> _PROBLEM DETAILS_: Scan the entries below for the word "Libraries". Copy each line that has it.

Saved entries
· · · · ·
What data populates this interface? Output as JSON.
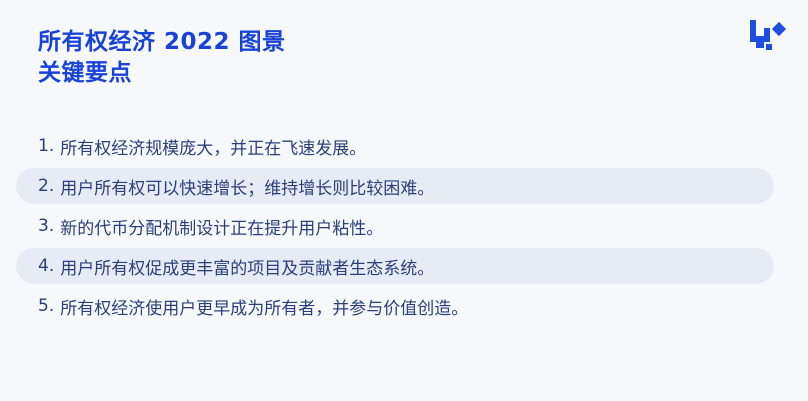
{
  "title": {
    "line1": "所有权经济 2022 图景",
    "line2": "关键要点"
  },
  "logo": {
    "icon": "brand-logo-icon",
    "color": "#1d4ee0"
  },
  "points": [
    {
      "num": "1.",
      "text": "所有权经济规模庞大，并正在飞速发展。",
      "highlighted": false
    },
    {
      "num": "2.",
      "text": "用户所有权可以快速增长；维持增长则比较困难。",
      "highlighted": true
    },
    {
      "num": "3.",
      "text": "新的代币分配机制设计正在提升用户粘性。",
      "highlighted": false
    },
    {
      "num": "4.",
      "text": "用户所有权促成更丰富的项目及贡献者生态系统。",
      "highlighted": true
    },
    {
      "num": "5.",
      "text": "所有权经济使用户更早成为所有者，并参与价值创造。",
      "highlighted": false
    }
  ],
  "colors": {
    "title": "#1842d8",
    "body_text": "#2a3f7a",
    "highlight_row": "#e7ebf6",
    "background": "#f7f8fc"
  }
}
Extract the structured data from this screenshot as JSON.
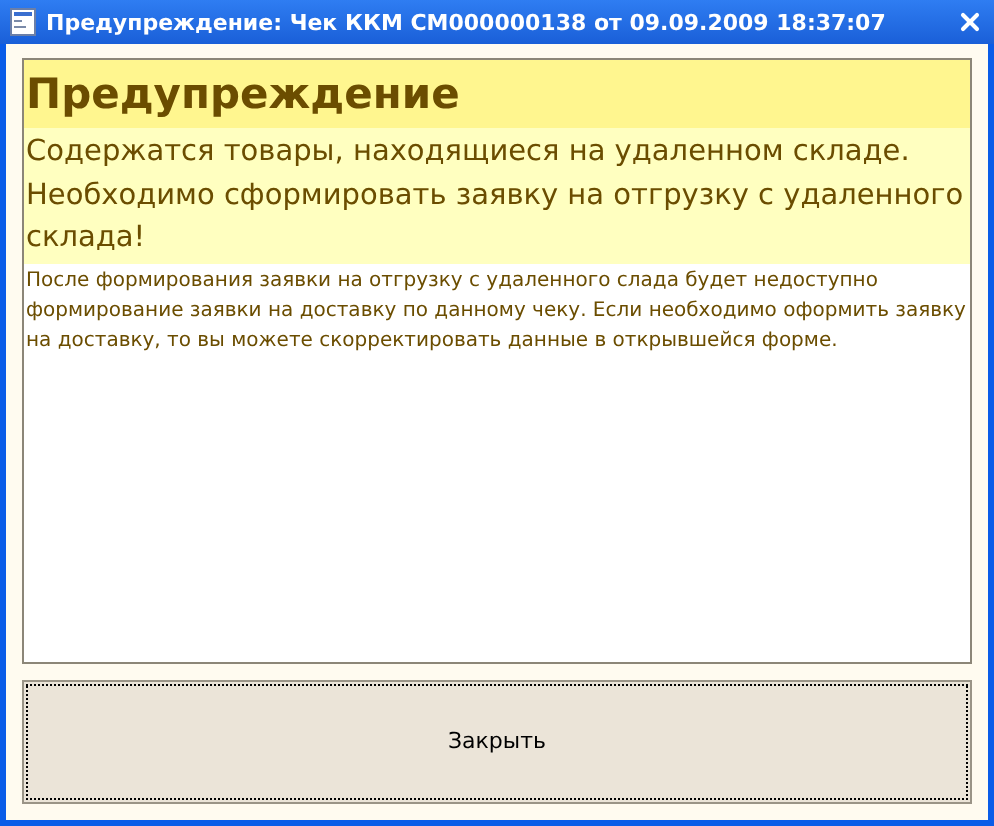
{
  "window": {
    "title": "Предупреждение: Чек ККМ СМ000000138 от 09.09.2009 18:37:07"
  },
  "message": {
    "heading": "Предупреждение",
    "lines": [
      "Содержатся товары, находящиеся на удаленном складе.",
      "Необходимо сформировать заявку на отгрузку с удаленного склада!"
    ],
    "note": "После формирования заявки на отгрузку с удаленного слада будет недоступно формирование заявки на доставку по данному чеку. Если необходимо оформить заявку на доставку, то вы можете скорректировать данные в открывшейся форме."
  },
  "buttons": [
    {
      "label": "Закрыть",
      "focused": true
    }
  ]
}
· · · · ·
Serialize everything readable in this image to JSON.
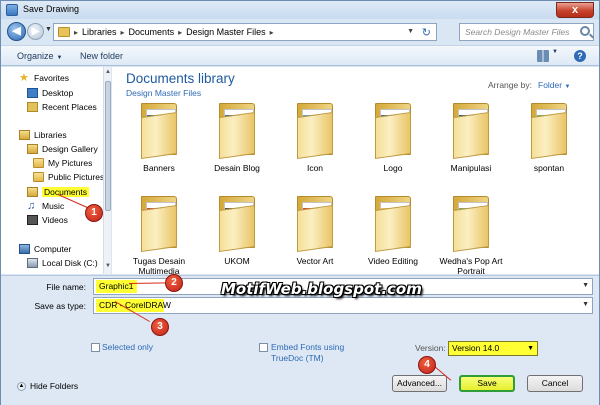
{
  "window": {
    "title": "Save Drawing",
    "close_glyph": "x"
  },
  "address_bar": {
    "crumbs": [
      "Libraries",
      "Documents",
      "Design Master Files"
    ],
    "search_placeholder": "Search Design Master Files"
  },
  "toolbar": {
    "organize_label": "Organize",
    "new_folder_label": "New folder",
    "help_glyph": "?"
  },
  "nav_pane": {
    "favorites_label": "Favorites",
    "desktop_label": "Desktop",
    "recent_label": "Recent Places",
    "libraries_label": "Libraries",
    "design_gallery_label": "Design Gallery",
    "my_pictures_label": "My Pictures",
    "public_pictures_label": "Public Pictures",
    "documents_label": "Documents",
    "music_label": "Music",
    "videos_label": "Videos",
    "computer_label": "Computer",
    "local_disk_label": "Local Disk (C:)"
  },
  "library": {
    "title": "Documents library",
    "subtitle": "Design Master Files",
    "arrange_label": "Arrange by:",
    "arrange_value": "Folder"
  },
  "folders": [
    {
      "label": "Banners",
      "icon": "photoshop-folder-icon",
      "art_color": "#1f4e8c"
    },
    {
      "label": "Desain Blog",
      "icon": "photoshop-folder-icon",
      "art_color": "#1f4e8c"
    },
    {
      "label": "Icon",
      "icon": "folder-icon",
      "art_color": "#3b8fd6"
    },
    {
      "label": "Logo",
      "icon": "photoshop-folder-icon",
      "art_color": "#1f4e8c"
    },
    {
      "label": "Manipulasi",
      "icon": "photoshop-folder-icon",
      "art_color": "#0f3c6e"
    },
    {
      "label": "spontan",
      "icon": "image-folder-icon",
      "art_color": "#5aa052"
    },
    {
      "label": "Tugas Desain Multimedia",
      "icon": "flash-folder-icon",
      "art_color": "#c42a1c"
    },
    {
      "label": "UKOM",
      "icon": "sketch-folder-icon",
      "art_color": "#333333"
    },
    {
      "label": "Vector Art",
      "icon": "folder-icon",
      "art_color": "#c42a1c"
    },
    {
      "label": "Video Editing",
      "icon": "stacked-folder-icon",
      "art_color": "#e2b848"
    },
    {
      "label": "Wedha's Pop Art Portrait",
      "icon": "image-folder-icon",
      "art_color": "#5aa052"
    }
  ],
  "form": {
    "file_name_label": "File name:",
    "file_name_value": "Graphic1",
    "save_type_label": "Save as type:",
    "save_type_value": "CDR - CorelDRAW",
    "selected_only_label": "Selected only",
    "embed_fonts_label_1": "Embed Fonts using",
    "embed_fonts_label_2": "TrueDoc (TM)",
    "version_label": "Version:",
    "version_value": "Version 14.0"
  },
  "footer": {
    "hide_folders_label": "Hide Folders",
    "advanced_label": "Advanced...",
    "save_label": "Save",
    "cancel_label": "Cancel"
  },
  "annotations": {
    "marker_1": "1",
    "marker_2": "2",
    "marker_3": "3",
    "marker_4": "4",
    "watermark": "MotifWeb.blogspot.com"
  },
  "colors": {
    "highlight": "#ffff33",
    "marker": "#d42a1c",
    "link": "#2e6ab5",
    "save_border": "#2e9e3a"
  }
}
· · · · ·
> _RESULT OF THIS EXERCISE_:
      "Libraries",
    "libraries_label": "Libraries",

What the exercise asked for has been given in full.